By HOWARD FENDRICH, Associated Press
WASHINGTON (AP) — Playoff rookie Braden Holtby followed up a shaky outing with a superb one by making 44 saves Thursday night, and Alexander Semin scored the go-ahead goal, leading the Washington Capitals to a 2-1 victory over the reigning Stanley Cup champion Boston Bruins that tied the first-round series at two games apiece.
Marcus Johansson put the puck past Tim Thomas less than 1 1/2 minutes after the opening faceoff, but Boston's Rich Peverley tied it later in the first period. Semin put Washington ahead for good with 1:17 left in the second on a power-play goal, his second score of the series.
The best-of-seven Eastern Conference series shifts back to Boston for Game 5 on Saturday. Game 6 will be in Washington on Sunday.
Washington was 25-0-1 during the regular season when leading after two periods, and Holtby continued that trend, inspiring repeated chants of "Holt-bee! Holt-bee!" from the red-wearing spectators. After things got rowdy in Game 3, the Capitals did it with discipline Thursday: The hosts were called for only one penalty.
It's been a tight series all the way, with neither team leading by more than one goal at any moment.
Semin decided things Thursday by zipping a wrister from the left circle past Thomas, after Alex Ovechkin and Keith Aucoin set it up with assists.
That came on Washington's third power play of the game. The Bruins had zero extra-skater chances through the first two periods, as the Capitals played precisely the type of quiet hockey that their coach, Dale Hunter, said he really wanted to see.
Washington wasn't called for a penalty until there were just under 10 minutes left in the third period, when forward Mike Knuble — playing because Nicklas Backstrom was suspended — was sent off for holding.
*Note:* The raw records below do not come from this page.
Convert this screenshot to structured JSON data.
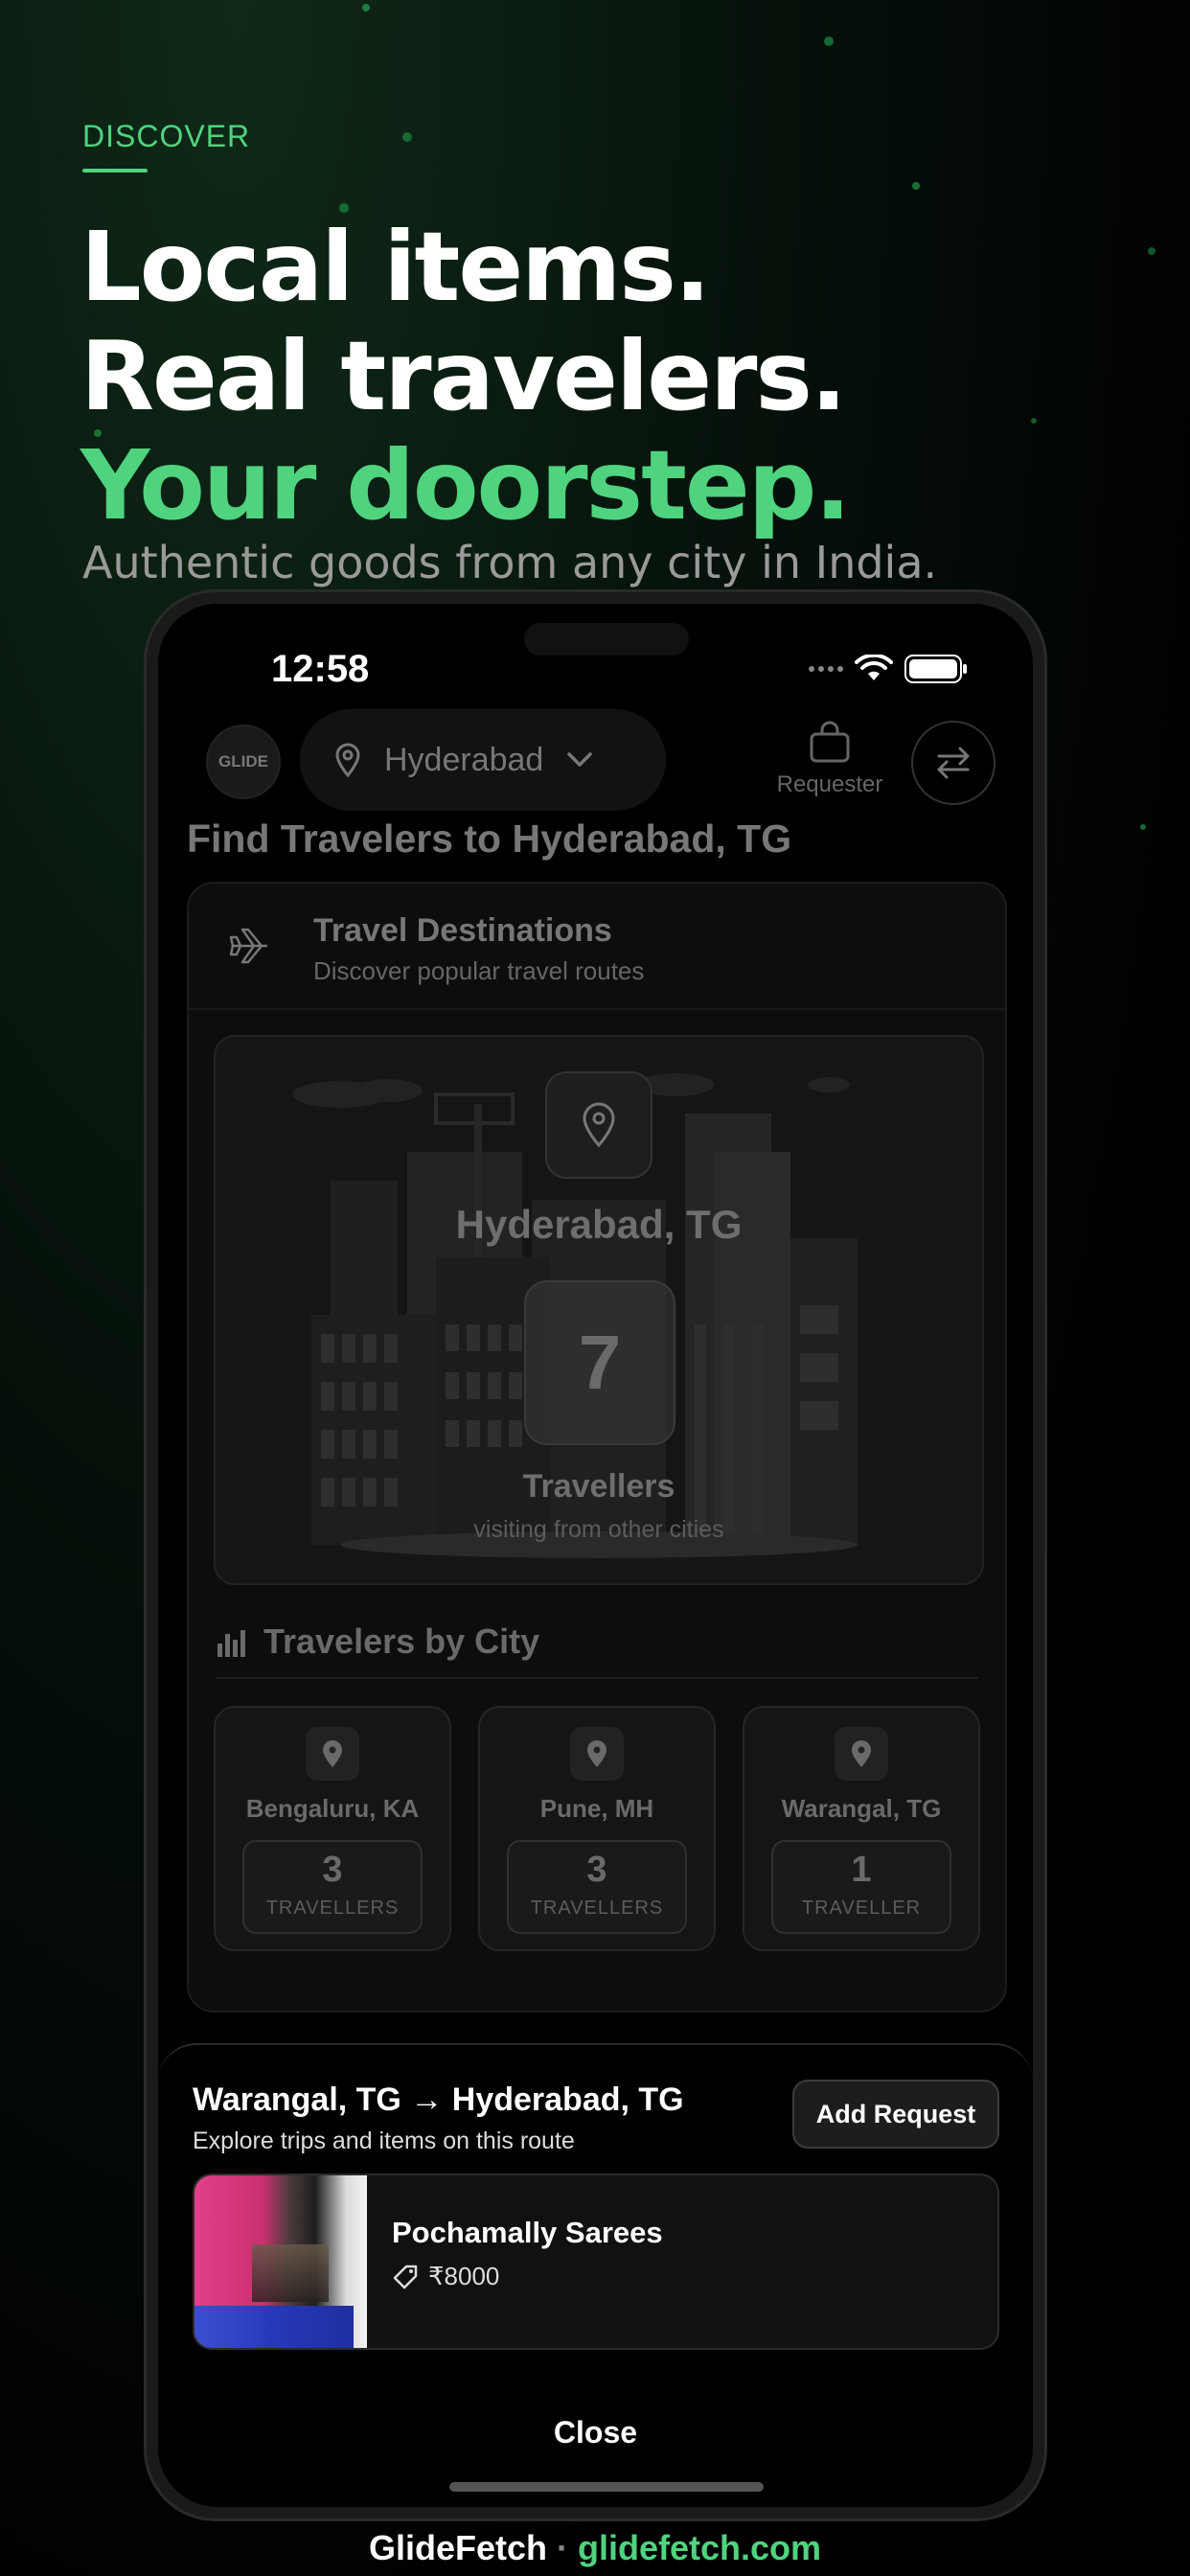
{
  "marketing": {
    "eyebrow": "DISCOVER",
    "headline_line1": "Local items.",
    "headline_line2": "Real travelers.",
    "headline_line3": "Your doorstep.",
    "subhead": "Authentic goods from any city in India.",
    "accent_color": "#4fd37f"
  },
  "status_bar": {
    "time": "12:58"
  },
  "app_header": {
    "logo_text": "GLIDE",
    "location": "Hyderabad",
    "role_label": "Requester"
  },
  "page": {
    "title": "Find Travelers to Hyderabad, TG"
  },
  "destinations_card": {
    "title": "Travel Destinations",
    "subtitle": "Discover popular travel routes",
    "hero_city": "Hyderabad, TG",
    "hero_count": "7",
    "hero_label": "Travellers",
    "hero_sub": "visiting from other cities",
    "by_city_title": "Travelers by City",
    "cities": [
      {
        "name": "Bengaluru, KA",
        "count": "3",
        "label": "TRAVELLERS"
      },
      {
        "name": "Pune, MH",
        "count": "3",
        "label": "TRAVELLERS"
      },
      {
        "name": "Warangal, TG",
        "count": "1",
        "label": "TRAVELLER"
      }
    ]
  },
  "route_sheet": {
    "title": "Warangal, TG → Hyderabad, TG",
    "subtitle": "Explore trips and items on this route",
    "add_request_label": "Add Request",
    "item_name": "Pochamally Sarees",
    "item_price": "₹8000",
    "close_label": "Close"
  },
  "footer": {
    "brand": "GlideFetch",
    "separator": "·",
    "url": "glidefetch.com"
  }
}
But the Capitals killed that off without allowing any shots, making the Bruins' power play 0 for 12 this series.
Backstrom is Washington's top playmaker, the player who scored the winning goal in Game 2 — and his absence showed at times. There was generally less creativity at the offensive end, and the Capitals couldn't even muster a single shot on their first power play, which he usually runs.
Backstrom was lost for one game after a cross-check to Peverley's face at the end of Game 3 on Monday drew a match penalty.
There was all sorts of verbal jousting during the series' off days, Tuesday and Wednesday. Hunter — himself no stranger to mixing things up during his playing days — accused Boston of targeting the head of Backstrom, who missed 40 games during the regular season because of a concussion. Hunter said he thought Backstrom was only trying to protect himself against Peverley after taking repeated shots to the head from Boston.
Bruins coach Claude Julien responded that such claims were "ludicrous" and "ridiculous."
What had been a plenty-of-defense, little-offense, relatively quiet series early — a total of four goals were scored in Games 1 and 2 — turned downright feisty and more wide-open in Boston's 4-3 victory in Game 3.
So Game 4 reverted to the first style, thanks in large part to Holtby.
The Canadian is only 22 — 16 years younger than Thomas, who earned last season's Conn Smythe and Vezina trophies — and has made a grand total of 18 regular-season starts in his career. But Holtby is playing in his first NHL postseason because of injuries to Washington's top two goalies, Tomas Vokoun and Michal Neuvirth.
And the kid has looked like a grizzled veteran for all but Game 3. He stopped 72 of 74 shots in Games 1 and 2, then was terrific again in Game 4. Over the span of about a minute early in the second period, Holtby made three reflex saves to thwart Bruins chances.
Washington needed all of 82 seconds to take the lead, thanks to the tweaked top line of Ovechkin, Johansson and Brooks Laich.
Ovechkin and Bruins defenseman Andrew Ference got tangled up by the boards near mid-ice and both tumbled down, creating some space for Laich to collect the puck and rush unencumbered into the offensive zone. He bided his time before sliding the puck over to Johansson for a high one-timer past Thomas.
Not only was that the Capitals' first shot of the game — it was the hosts' only shot for the first 12½ minutes, making Thomas' save percentage 0.0 for a while.